→ **Work item**: Every line that contains the word "this" should be copied from the records below.

------------------------

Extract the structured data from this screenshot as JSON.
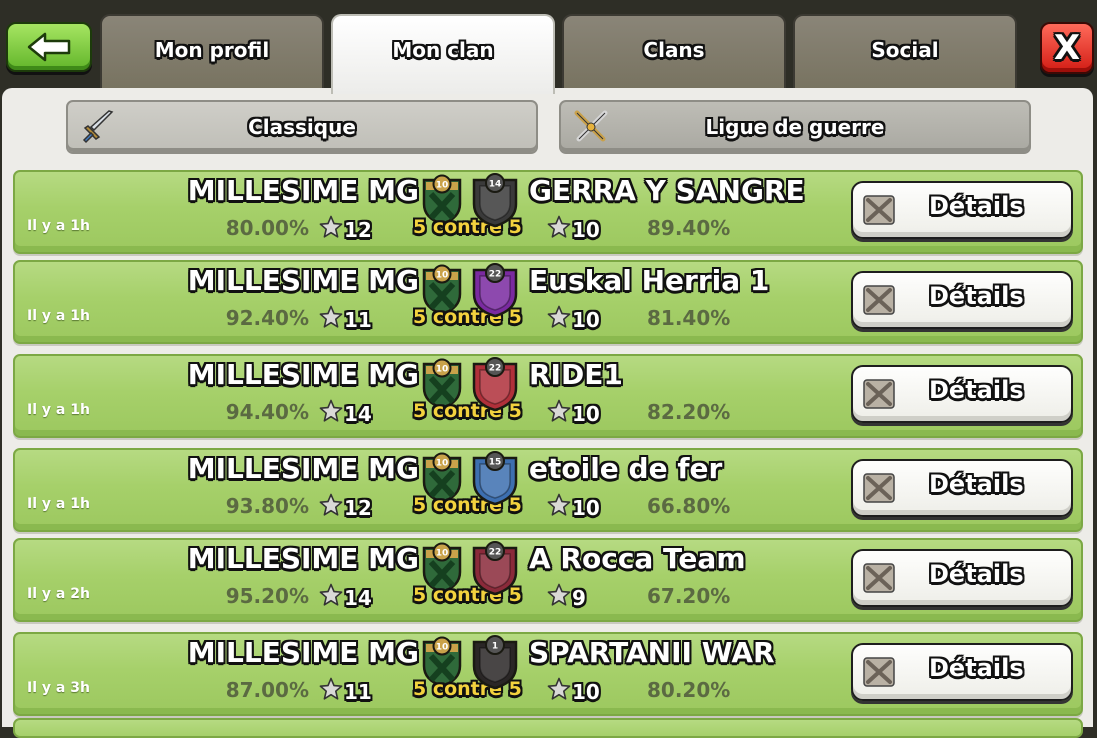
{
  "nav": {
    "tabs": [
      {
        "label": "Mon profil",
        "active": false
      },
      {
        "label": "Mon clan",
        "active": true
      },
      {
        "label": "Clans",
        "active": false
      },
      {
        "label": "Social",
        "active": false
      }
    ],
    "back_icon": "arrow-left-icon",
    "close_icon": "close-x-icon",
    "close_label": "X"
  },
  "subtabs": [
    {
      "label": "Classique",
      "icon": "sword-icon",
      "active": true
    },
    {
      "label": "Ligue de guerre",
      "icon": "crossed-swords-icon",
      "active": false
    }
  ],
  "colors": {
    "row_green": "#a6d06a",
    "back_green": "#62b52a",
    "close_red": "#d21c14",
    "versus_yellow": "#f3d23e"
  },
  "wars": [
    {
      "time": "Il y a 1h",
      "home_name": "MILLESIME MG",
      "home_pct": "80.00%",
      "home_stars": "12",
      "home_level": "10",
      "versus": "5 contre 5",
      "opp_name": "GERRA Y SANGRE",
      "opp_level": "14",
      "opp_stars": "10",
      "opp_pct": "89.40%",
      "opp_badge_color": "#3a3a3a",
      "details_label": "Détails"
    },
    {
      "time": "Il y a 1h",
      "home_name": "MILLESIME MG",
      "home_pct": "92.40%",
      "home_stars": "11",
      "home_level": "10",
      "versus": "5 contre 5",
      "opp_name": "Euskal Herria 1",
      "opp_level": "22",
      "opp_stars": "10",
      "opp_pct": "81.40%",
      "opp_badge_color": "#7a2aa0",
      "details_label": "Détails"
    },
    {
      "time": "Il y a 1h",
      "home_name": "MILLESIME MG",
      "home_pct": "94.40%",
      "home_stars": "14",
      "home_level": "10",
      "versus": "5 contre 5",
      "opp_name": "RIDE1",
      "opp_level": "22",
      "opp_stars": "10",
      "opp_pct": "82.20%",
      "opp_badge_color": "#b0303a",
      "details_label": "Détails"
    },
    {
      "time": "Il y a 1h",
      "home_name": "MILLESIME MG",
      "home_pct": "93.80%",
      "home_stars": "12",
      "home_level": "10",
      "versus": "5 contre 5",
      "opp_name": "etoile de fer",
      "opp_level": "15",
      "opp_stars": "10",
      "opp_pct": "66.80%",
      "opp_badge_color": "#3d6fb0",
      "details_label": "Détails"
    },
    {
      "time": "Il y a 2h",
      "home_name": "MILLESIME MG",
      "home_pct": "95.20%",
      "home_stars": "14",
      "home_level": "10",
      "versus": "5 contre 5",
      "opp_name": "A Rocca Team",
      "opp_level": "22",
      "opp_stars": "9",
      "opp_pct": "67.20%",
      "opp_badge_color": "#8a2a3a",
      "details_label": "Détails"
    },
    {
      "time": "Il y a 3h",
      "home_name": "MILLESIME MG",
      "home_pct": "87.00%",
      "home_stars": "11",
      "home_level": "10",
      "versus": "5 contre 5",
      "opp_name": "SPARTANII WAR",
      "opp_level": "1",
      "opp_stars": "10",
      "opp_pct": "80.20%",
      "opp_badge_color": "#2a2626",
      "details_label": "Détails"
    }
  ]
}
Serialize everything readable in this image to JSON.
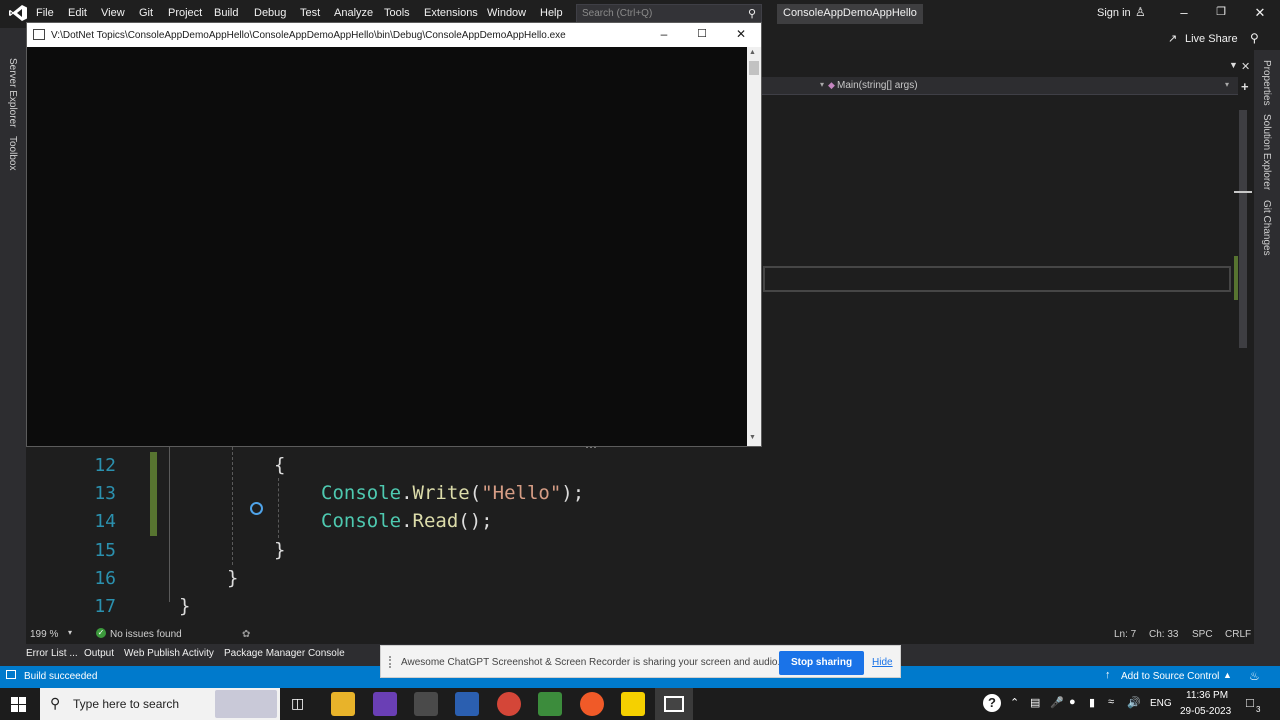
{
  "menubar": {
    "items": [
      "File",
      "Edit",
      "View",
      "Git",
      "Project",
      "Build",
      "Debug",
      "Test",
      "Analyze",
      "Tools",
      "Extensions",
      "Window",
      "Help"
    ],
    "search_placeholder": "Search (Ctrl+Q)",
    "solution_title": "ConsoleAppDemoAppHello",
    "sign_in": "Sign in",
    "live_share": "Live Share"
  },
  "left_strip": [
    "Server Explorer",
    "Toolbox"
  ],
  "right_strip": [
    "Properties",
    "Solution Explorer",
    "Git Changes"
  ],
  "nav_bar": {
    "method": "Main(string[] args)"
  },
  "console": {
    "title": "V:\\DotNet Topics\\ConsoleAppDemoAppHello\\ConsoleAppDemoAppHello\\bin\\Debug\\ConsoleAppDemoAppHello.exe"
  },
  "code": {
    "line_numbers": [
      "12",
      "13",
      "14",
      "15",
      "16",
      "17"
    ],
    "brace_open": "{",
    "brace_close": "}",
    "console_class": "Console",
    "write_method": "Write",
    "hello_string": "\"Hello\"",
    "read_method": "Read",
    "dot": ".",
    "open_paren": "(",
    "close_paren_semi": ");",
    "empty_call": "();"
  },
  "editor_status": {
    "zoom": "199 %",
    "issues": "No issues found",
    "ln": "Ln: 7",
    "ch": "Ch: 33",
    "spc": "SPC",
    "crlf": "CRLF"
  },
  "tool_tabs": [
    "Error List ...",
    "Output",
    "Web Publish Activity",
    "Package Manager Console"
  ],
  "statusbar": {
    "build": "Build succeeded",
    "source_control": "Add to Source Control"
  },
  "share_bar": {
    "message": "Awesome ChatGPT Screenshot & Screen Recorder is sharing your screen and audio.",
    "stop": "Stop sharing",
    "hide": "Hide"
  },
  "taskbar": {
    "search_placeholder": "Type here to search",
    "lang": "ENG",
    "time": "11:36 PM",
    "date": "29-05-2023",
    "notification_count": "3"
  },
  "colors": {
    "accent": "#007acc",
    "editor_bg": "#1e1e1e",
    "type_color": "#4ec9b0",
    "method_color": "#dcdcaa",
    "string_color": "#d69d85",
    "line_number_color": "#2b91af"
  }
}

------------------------

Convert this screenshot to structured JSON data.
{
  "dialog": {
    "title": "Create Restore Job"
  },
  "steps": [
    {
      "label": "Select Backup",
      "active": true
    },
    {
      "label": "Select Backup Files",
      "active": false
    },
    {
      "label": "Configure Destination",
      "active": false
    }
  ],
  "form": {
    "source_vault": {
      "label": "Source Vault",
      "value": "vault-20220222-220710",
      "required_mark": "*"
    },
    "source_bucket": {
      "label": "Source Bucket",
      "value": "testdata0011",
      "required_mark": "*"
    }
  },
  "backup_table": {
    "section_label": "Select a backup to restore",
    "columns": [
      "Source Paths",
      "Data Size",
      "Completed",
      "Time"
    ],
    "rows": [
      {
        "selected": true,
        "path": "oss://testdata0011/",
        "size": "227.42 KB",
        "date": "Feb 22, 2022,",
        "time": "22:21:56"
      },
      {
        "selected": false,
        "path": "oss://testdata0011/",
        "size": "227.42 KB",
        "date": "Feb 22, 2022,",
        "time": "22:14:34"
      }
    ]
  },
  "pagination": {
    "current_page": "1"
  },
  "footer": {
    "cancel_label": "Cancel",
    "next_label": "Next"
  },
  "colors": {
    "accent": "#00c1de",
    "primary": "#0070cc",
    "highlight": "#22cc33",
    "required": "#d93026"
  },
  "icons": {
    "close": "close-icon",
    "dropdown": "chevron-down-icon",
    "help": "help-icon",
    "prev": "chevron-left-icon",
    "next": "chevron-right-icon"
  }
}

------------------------

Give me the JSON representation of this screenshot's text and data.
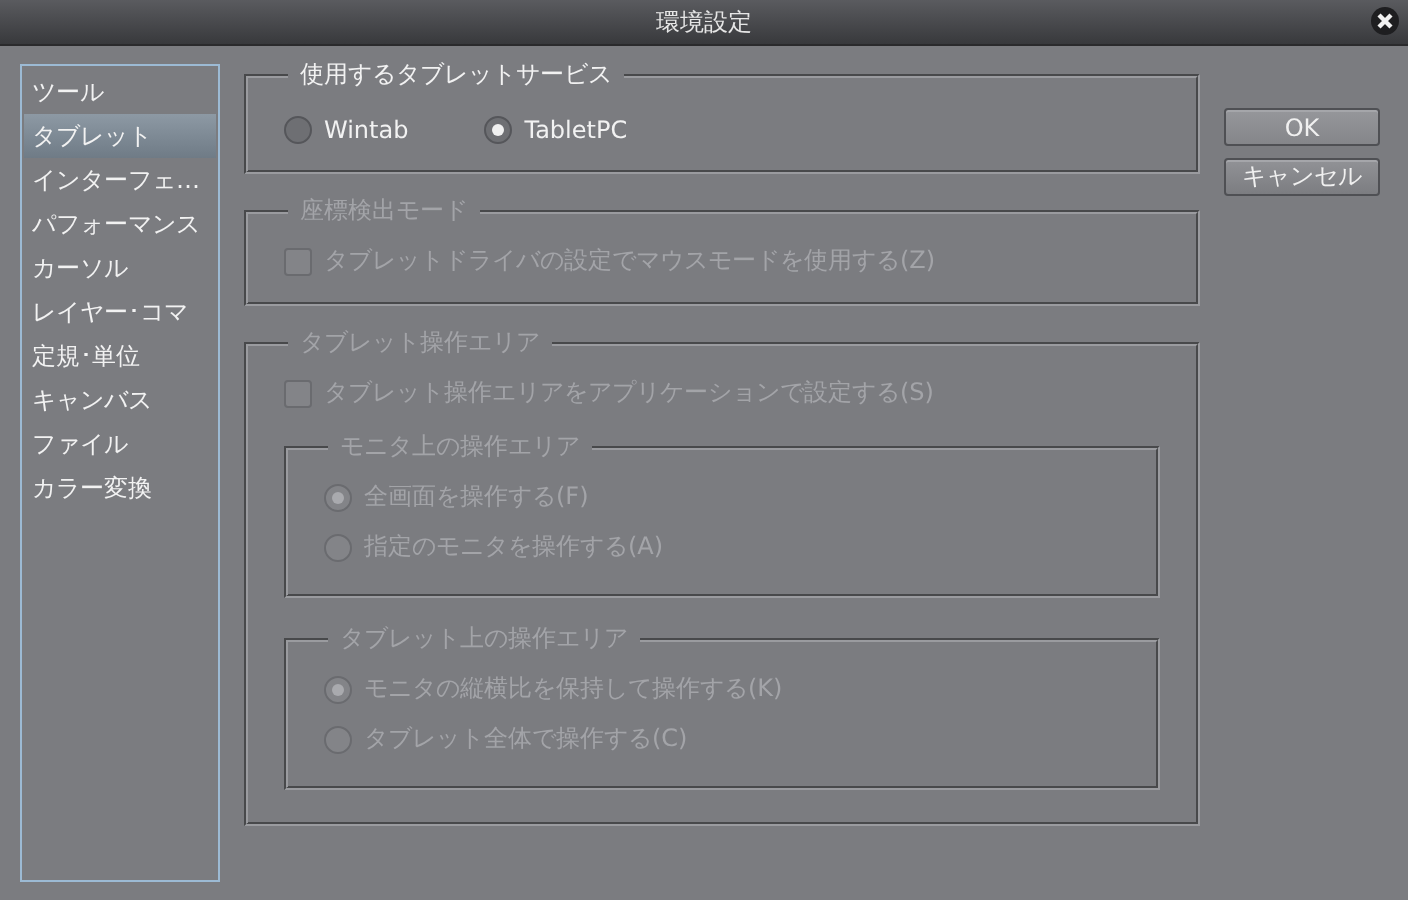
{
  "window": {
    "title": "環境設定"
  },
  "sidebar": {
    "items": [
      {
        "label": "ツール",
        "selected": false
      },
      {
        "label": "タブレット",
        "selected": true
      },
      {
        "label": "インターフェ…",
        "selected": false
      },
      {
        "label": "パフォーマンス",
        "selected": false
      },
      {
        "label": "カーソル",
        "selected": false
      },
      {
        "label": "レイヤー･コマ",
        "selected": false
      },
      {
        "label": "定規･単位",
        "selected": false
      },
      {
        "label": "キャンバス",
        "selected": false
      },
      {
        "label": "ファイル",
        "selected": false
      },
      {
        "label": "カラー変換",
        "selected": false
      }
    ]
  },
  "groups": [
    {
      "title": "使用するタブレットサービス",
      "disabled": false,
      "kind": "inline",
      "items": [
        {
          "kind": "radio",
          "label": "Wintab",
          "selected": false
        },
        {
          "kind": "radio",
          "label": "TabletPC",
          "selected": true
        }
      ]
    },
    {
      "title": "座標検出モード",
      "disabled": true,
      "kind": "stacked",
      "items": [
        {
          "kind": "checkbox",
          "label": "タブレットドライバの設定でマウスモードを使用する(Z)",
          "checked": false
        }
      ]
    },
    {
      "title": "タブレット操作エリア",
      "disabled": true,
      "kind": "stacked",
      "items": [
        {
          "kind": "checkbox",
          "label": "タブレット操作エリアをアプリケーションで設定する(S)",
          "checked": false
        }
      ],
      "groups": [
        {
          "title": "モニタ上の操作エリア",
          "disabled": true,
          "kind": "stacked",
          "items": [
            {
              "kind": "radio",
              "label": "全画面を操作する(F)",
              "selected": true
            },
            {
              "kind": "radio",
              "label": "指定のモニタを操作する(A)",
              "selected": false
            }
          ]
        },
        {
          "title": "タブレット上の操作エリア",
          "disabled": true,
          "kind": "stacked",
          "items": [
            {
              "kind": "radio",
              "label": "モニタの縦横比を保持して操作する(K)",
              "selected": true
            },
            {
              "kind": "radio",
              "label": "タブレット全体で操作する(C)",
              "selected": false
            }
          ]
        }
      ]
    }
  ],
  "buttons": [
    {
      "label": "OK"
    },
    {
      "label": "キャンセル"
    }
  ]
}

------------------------

→ **Written answer**:
Extract the structured data from this screenshot as JSON.
Serialize everything readable in this image to JSON.
Convert this screenshot to structured JSON data.
Give me the JSON representation of this screenshot's text and data.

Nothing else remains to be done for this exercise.